Richmond is a coastal city, incorporated in the Canadian province of British Columbia. Part of Metro Vancouver, its neighbouring communities are Vancouver and Burnaby to the north, New Westminster to the east, and Delta to the south, while the Strait of Georgia forms its western border. Richmond is the location of Vancouver International Airport, and the Richmond Olympic Oval was a site for speed-skating events during the 2010 Winter Olympics.
The city was named after a local farmstead established by Hugh McRoberts. A daughter of his chose this name for their farm after one of the Richmonds in Australia (it is unknown exactly which one it is). The wife of the first reeve of Richmond, Mrs. Hugh Boyd, later claimed that the city was named in honour of her birthplace, Richmond, England. However, modern historians proved this claim to be false, since the Boyds immigrated to Richmond in 1863, but there had already been a pamphlet called “A Visit to Richmond” made in British Columbia in September 1862.
- November 10, 1879 — Richmond was incorporated as a District Municipality.
- March 25, 1910 — The first flight in British Columbia was made from Minoru Racetrack.
- December 3, 1990 — Richmond was designated as a City.
An early centre of European (and later, Japanese) settlement in Richmond was the old fishing village of Steveston on the southwestern tip of Lulu Island. Steveston is now home to several museums and heritage sites, as well as a working harbour for fishing boats. Currently, London Heritage Farm, the Gulf of Georgia Cannery and the Britannia Shipyard National Historic Site in Steveston highlight these parts of Richmond’s diverse history.
Richmond’s population as of January 1, 2008 was 188,100. It is the fourth largest city in British Columbia, after Vancouver (605,891), Surrey (420,900) and Burnaby (193,954).
Richmond has an immigrant population of 60%, the highest in Canada.
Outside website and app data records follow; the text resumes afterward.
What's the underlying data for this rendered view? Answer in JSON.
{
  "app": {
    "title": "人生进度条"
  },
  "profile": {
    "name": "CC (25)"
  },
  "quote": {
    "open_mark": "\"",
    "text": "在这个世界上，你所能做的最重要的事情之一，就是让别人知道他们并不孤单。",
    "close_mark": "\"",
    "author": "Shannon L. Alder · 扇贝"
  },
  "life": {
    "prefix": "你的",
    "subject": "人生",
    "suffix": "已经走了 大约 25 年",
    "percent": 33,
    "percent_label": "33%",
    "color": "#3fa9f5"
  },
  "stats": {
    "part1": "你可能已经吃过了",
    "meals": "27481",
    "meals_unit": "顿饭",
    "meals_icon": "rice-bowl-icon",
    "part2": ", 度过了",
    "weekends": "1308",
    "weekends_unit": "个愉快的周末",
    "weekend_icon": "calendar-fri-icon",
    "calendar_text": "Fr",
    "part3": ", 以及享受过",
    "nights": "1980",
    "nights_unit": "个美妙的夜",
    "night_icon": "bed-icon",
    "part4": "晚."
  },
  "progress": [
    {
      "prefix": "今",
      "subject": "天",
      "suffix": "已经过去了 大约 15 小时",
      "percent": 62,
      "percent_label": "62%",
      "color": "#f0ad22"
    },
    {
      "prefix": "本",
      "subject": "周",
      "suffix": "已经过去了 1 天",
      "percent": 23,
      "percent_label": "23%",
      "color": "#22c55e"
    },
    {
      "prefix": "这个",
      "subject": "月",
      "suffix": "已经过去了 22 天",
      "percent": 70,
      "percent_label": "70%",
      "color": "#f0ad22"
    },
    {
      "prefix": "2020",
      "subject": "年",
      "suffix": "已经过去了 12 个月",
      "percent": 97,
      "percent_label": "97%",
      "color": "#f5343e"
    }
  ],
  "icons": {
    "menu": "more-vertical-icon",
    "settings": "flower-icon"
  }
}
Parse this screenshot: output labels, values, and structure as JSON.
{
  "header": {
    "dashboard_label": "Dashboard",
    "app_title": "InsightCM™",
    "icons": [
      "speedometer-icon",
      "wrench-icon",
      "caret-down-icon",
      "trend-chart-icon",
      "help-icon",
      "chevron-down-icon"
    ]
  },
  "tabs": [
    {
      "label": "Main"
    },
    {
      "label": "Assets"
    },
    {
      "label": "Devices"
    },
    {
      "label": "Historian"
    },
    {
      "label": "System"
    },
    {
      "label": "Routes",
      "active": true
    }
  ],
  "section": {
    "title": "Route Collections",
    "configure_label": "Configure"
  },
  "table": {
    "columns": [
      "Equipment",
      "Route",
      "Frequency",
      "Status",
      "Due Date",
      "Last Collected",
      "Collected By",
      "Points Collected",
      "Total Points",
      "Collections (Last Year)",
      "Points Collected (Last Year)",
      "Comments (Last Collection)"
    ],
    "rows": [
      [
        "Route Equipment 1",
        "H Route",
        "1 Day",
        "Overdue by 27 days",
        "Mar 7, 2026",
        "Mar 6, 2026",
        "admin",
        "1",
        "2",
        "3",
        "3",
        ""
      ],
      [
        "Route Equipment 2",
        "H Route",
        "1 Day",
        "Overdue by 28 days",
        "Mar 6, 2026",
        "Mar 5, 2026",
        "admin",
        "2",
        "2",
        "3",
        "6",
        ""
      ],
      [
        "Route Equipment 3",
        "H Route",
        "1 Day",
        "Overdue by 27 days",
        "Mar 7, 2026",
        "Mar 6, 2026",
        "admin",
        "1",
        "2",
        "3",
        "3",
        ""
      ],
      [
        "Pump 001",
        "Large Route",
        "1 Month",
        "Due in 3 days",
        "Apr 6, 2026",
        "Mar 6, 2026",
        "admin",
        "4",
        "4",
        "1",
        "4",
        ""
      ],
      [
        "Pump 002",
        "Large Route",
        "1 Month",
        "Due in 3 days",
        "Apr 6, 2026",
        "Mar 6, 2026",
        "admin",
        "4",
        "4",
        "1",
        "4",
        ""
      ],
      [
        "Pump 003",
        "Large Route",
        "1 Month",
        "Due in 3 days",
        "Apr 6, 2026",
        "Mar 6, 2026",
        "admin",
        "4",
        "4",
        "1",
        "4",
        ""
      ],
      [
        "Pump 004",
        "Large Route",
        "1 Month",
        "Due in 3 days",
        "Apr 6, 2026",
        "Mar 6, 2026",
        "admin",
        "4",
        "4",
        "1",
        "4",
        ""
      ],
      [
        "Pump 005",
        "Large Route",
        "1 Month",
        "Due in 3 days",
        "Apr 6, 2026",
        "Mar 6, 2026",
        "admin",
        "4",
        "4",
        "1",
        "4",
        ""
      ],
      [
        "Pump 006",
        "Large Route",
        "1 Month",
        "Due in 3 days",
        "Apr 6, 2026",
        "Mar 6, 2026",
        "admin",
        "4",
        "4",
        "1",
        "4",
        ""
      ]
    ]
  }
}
More than half of its population is of Asian descent, many of whom immigrated in the early 1990s, most of them from Hong Kong, Taiwan, and Mainland China. Other Asian Canadians in Richmond include Indo-Canadians, Filipino Canadians and Japanese Canadians, the latter having a long history in Steveston dating back to the 1800s. The Japanese Canadian community was devastated following the Pearl Harbor attack by Japan in 1941: the Japanese Canadians were relocated to internment camps in the BC Interior and Alberta and their property was auctioned off. Richmond is also home to two of the largest Buddhist temples in North America, the International Buddhist Temple and the Ling Yen Mountain Temple.
According to Statistics Canada, residents of Richmond have the greatest life expectancy in Canada at 83.4 years, and the lowest obesity and smoking rates as well.
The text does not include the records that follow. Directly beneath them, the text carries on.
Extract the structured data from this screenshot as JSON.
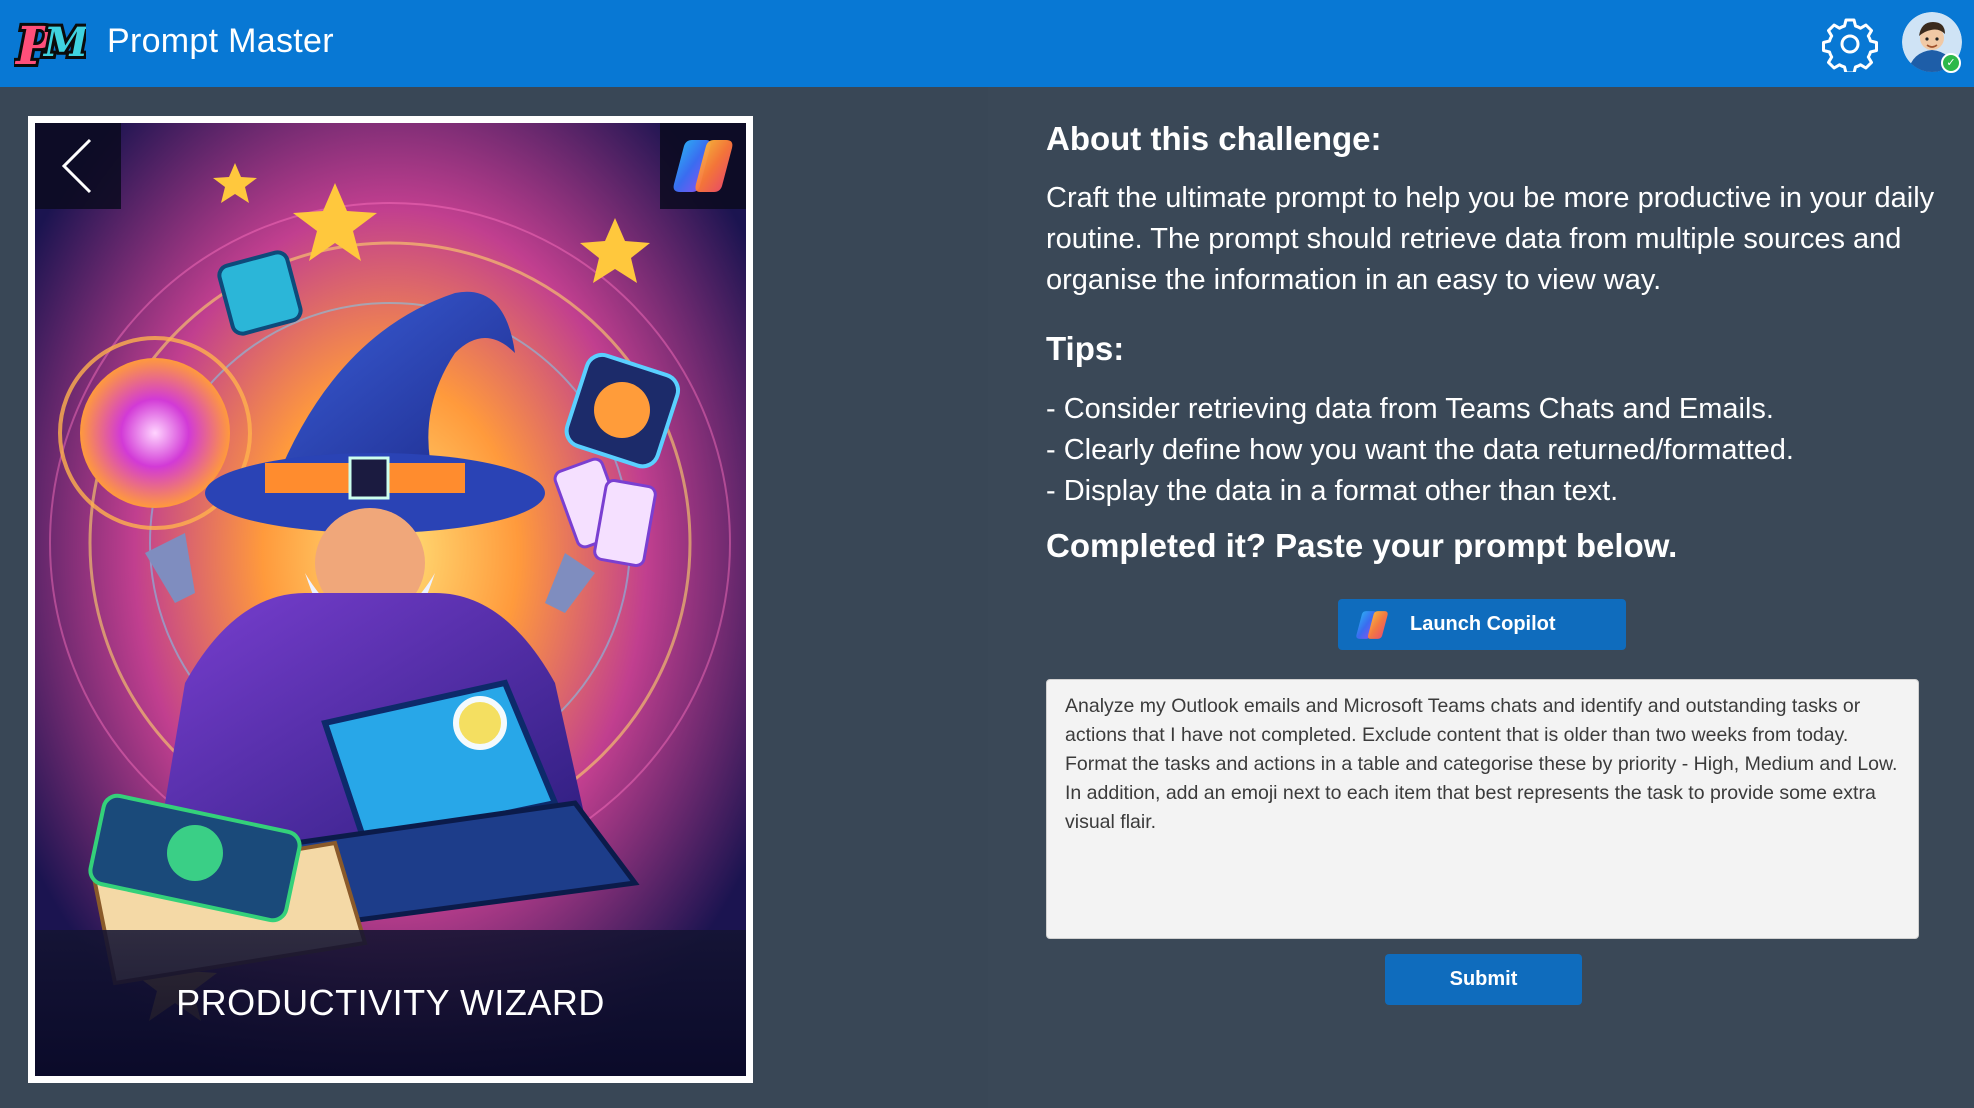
{
  "header": {
    "logo_text": "PM",
    "app_title": "Prompt Master",
    "settings_icon": "gear-icon",
    "avatar_icon": "user-avatar"
  },
  "card": {
    "title": "PRODUCTIVITY WIZARD",
    "back_icon": "chevron-left-icon",
    "badge_icon": "copilot-icon"
  },
  "challenge": {
    "about_heading": "About this challenge:",
    "about_text": "Craft the ultimate prompt to help you be more productive in your daily routine. The prompt should retrieve data from multiple sources and organise the information in an easy to view way.",
    "tips_heading": "Tips:",
    "tips": [
      "- Consider retrieving data from Teams Chats and Emails.",
      "- Clearly define how you want the data returned/formatted.",
      "- Display the data in a format other than text."
    ],
    "completed_heading": "Completed it? Paste your prompt below."
  },
  "actions": {
    "launch_label": "Launch Copilot",
    "submit_label": "Submit"
  },
  "prompt": {
    "value": "Analyze my Outlook emails and Microsoft Teams chats and identify and outstanding tasks or actions that I have not completed. Exclude content that is older than two weeks from today. Format the tasks and actions in a table and categorise these by priority - High, Medium and Low. In addition, add an emoji next to each item that best represents the task to provide some extra visual flair."
  },
  "colors": {
    "header": "#0878d4",
    "background": "#394756",
    "button": "#0f6cbd",
    "status": "#2db84a"
  }
}
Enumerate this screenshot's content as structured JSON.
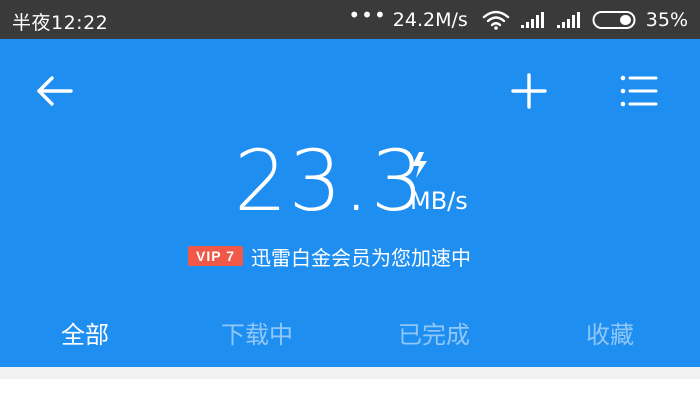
{
  "status_bar": {
    "time": "半夜12:22",
    "dots": "•••",
    "network_speed": "24.2M/s",
    "battery_percent": "35%",
    "icons": [
      "wifi-icon",
      "signal-icon",
      "signal-icon",
      "battery-icon"
    ]
  },
  "header": {
    "back_icon": "back-arrow-icon",
    "add_icon": "plus-icon",
    "menu_icon": "list-menu-icon",
    "speed_value": "23.3",
    "speed_unit": "MB/s",
    "boost_icon": "lightning-icon",
    "vip_badge": "VIP 7",
    "vip_message": "迅雷白金会员为您加速中"
  },
  "tabs": [
    {
      "label": "全部",
      "active": true
    },
    {
      "label": "下载中",
      "active": false
    },
    {
      "label": "已完成",
      "active": false
    },
    {
      "label": "收藏",
      "active": false
    }
  ],
  "colors": {
    "status_bar_bg": "#3a3a3a",
    "header_bg": "#1f8ef1",
    "vip_badge_bg": "#f0584a",
    "content_bg": "#f2f2f2"
  }
}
Fine more information at richmond.ca, and contact your REALTOR at Coldwell Banker Vantage Realty for more information on Richmond.